Iris gracilipes

Iris gracilipes
Neat grassy tussocks (quite ornamental in themselves) sprout multitudes of small but perfectly formed mauve flowers in June. A terrific little Evansia, related to I.cristata and verna but much much easier to grow and flower.
Iris gracilipes
Seems more than happy so far in well-drained shade but I have the feeling it'll be quite adaptable elsewhere.
Another one of those plants I grow here that I look at and think Why on earth isn't everyone growing this?
10cm pots ~ £6




Gladiolus papilio

Gladiolus papilio
A terrific tall slender species that always attracts attention with its cryptically coloured nodding flowers. Easy and perfectly hardy around here and, though I've not tried it, probably worth trying to naturalise in rough grass. It can run about a bit underground, popping up here and there so I recommend planting it among herbaceous perennials or low shrubs that are done flowering for the year.
10cm pots ~ £5




Commelina robusta

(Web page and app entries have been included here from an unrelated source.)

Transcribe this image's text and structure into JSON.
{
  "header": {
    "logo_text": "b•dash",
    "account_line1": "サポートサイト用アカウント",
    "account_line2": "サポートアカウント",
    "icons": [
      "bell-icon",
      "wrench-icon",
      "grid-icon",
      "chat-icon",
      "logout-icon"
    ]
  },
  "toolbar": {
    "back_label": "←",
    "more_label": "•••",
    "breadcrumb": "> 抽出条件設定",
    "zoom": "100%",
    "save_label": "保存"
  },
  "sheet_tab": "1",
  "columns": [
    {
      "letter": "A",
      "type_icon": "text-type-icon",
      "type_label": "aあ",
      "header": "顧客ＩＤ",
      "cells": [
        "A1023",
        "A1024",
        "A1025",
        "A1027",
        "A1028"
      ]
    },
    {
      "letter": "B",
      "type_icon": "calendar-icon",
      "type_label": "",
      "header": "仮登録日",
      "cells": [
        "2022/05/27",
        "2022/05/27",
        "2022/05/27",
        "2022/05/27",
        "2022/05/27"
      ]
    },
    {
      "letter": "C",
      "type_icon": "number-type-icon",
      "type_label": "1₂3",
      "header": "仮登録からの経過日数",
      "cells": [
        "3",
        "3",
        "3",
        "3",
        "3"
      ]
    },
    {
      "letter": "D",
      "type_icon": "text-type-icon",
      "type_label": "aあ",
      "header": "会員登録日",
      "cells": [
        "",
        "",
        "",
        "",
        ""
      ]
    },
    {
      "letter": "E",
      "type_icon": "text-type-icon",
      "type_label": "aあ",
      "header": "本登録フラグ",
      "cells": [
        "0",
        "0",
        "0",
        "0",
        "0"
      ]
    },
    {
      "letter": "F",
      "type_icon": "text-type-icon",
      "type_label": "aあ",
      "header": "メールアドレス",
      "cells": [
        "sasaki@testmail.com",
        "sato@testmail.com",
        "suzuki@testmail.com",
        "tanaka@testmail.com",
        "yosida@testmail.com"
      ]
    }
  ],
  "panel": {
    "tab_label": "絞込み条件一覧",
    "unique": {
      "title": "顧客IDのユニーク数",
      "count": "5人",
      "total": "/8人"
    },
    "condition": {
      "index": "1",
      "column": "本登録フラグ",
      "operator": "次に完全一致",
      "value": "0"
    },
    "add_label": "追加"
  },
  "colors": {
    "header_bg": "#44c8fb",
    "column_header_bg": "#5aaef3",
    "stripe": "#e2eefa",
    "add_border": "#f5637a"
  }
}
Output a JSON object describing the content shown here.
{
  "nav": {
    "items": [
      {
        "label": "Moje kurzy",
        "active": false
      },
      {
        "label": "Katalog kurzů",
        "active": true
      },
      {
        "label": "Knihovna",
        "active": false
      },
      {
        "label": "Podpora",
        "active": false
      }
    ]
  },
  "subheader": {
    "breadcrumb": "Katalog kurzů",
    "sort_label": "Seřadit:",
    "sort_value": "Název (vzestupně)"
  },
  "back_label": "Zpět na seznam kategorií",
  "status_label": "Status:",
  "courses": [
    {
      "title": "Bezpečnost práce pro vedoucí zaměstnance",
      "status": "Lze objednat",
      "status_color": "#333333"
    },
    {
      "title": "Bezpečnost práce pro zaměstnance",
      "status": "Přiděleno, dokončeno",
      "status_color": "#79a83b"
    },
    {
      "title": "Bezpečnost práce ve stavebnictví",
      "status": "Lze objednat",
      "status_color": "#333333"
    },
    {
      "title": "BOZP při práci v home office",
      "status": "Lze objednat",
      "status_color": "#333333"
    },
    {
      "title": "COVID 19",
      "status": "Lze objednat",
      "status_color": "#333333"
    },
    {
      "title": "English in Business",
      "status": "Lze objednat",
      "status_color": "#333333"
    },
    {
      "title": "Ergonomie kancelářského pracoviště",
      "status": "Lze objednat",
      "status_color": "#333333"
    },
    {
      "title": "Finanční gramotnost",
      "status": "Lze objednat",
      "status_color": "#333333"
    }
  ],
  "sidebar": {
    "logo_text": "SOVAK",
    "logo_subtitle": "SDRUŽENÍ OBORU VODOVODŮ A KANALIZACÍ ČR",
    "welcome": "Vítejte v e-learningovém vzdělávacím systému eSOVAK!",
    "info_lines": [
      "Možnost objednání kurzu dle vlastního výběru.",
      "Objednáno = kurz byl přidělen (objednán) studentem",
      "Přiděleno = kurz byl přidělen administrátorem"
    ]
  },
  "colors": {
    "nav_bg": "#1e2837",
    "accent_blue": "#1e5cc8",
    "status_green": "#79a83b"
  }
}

Commelina robusta
A stunning North American species similar in many ways to the popular but tender C.tuberosa, with bigger flowers, and a rather sprawling habit that makes it perfect for growing among plants that need a bit of jazzing up late in the season. Late to emerge (June) but flowers continuously from mid summer until bitten back by the frost.
Commelina robusta
Give it as much sun as possible and a retentive fertile soil, and maybe give it a protective mulch (though I'm not really convinced it needs it).
sold out

Monday, 2 September 2013

Keiskea japonica Pink form

Keiskea japonica pink form
Keiskea are from Japan and make extremely pretty bushy herbaceous perennials to about 2ft tall. The pink is very pale so the flowers shine out against the dark tinted foliag.
Plants that flower late into autumn are always worth having and there are a number of late season Lamiaceae (mint family) from eastern Asia that are far too little grown in the UK. Colquhounia, Elscholzia and Rostrinucula are three that I grow, and this is another.
Keiskea japonica
Adaptable and completely hardy, but possibly at their best in coolish, moistish spots.

1L pots ~ £7




Boehmeria

Vigorous and lush herbaceous perennials of the nettle family

Boehmeria tricuspis
Boehmeria tricuspis
Suggest growing an ornamental nettle to most gardeners and I suspect they'd look at you funny and head off in another direction, but this really is a good one - not stinging, and not at all invasive - just good lush foliage and attractive catkins in late summer.
Boehmeria tricuspis
Thrives best in moistish woodsy conditions but happy anywhere that doesn't dry out too much.
Sold out 

Boehmeria sieboldiana
Boehmeria sieboldiana
Very like a big lush nettle actually, but don't let that put you off - not at all invasive (or stinging) with pale creamy catkins.
Boehmeria sieboldiana
A good summer woodlander for rich moist soils.
1L pots ~ £6